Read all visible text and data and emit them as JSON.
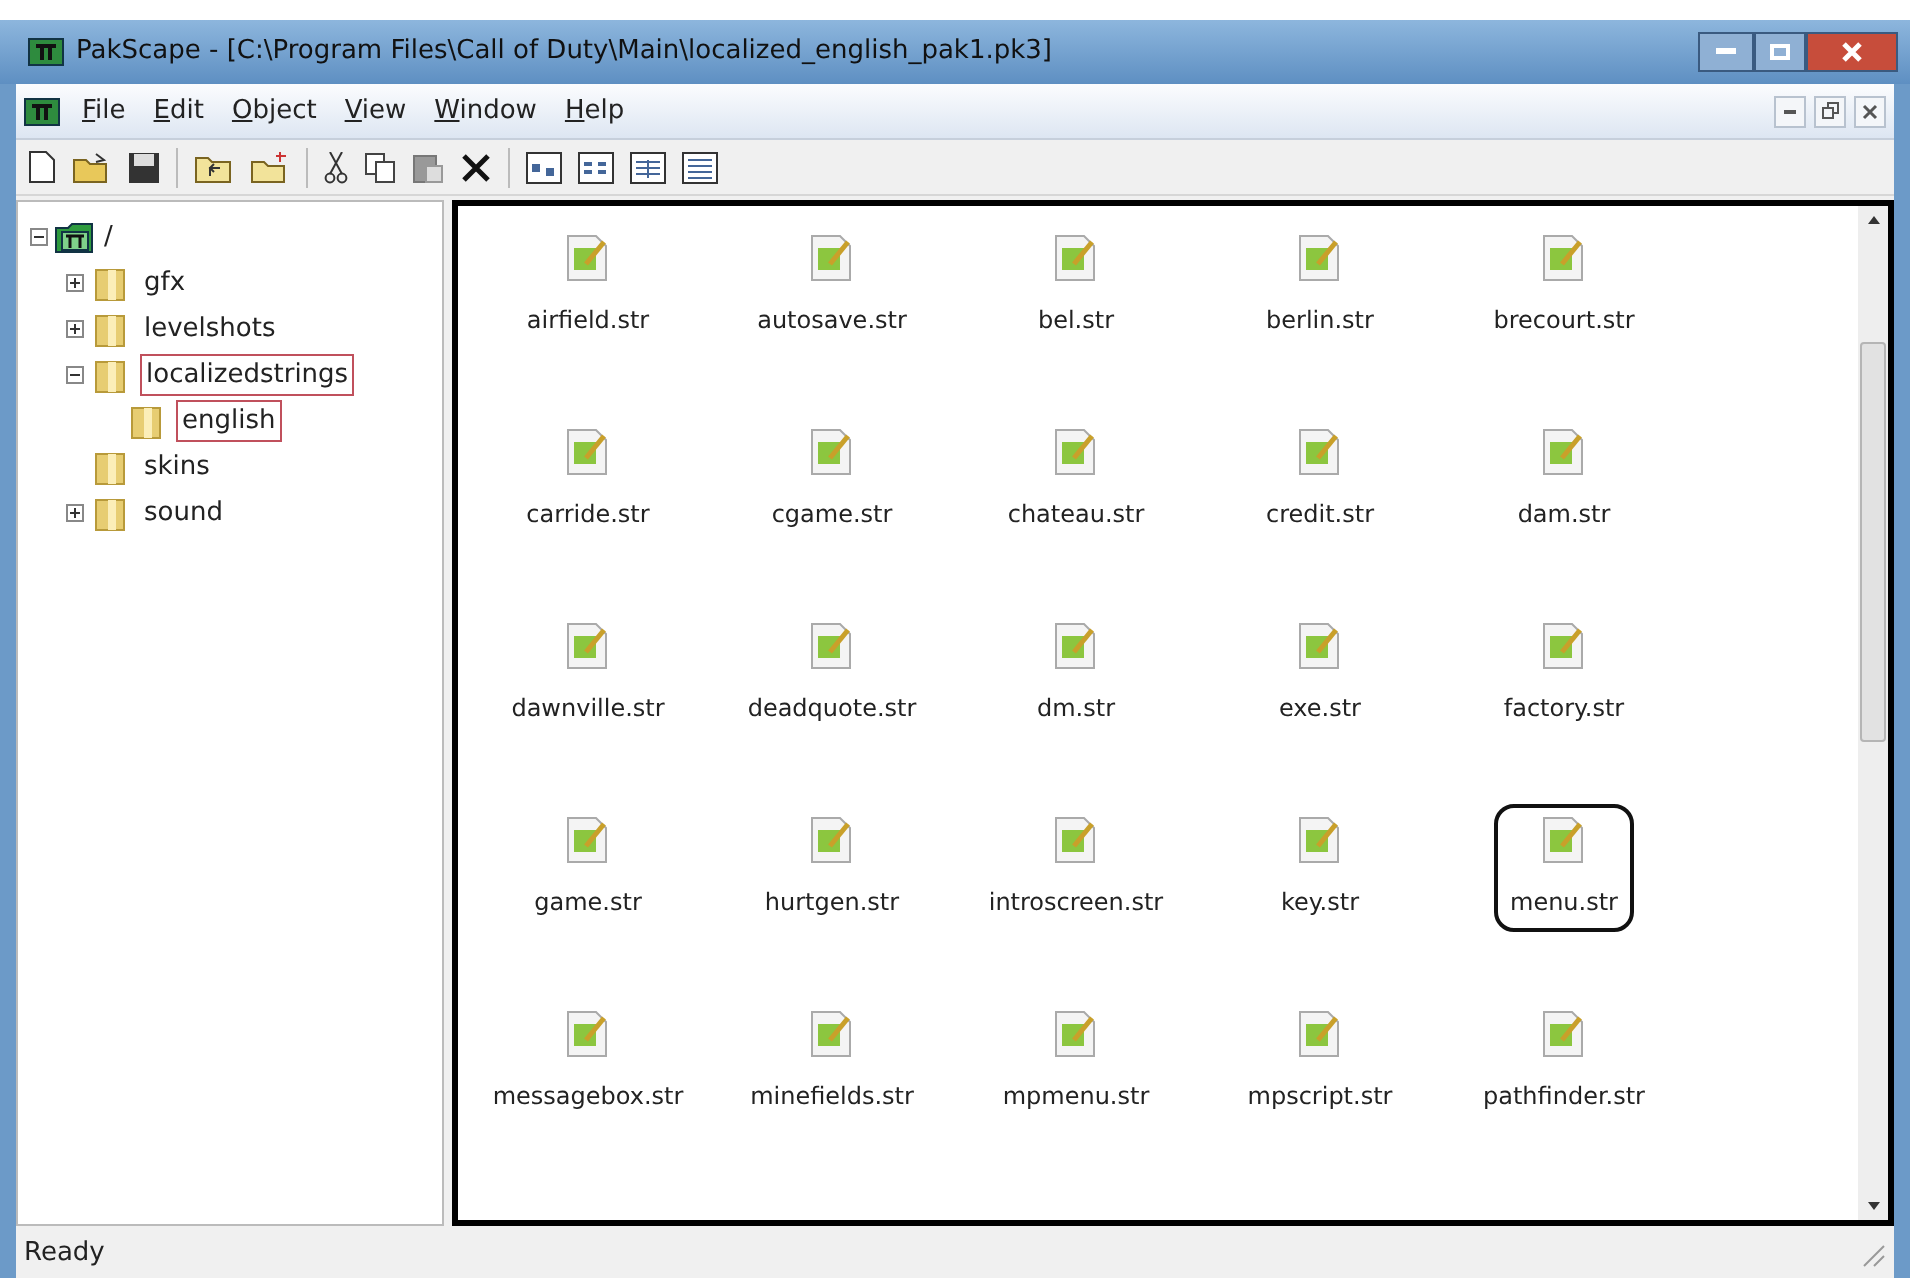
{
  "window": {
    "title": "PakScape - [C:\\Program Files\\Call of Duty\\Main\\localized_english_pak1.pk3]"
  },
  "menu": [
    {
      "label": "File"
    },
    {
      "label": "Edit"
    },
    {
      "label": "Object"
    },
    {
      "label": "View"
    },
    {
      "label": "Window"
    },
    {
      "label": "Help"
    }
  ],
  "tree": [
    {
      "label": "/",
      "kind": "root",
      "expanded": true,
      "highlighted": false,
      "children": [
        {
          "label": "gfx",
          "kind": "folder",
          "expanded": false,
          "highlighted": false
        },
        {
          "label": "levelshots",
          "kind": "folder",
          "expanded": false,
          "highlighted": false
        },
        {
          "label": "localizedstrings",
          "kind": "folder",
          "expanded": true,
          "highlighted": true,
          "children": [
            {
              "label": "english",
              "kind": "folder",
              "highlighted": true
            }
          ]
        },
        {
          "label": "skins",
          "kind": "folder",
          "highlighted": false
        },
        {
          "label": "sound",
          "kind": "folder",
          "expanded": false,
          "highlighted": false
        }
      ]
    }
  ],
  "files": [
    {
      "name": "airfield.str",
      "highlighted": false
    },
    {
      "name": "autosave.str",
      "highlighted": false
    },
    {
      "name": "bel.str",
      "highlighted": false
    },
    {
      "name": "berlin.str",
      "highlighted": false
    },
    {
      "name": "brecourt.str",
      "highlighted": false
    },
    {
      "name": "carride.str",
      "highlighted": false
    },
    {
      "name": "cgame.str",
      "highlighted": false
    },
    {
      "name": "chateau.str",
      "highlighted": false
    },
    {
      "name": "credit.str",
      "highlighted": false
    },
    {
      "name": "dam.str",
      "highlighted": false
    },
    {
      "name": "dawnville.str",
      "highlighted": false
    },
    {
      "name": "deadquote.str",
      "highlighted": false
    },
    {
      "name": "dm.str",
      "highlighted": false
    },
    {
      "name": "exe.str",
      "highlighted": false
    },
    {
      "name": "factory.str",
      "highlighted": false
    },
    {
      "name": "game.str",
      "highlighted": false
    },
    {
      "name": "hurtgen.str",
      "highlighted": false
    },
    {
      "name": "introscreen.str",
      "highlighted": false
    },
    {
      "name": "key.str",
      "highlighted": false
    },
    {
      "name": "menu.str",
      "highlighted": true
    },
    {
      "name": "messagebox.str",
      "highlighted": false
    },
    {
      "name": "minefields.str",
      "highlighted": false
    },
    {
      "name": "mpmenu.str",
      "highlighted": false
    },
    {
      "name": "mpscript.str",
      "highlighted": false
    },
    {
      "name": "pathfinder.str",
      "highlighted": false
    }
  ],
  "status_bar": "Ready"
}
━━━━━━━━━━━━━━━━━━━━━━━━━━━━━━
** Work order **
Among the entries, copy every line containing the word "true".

** Response **
      "expanded": true,
          "expanded": true,
          "highlighted": true,
              "highlighted": true
      "highlighted": true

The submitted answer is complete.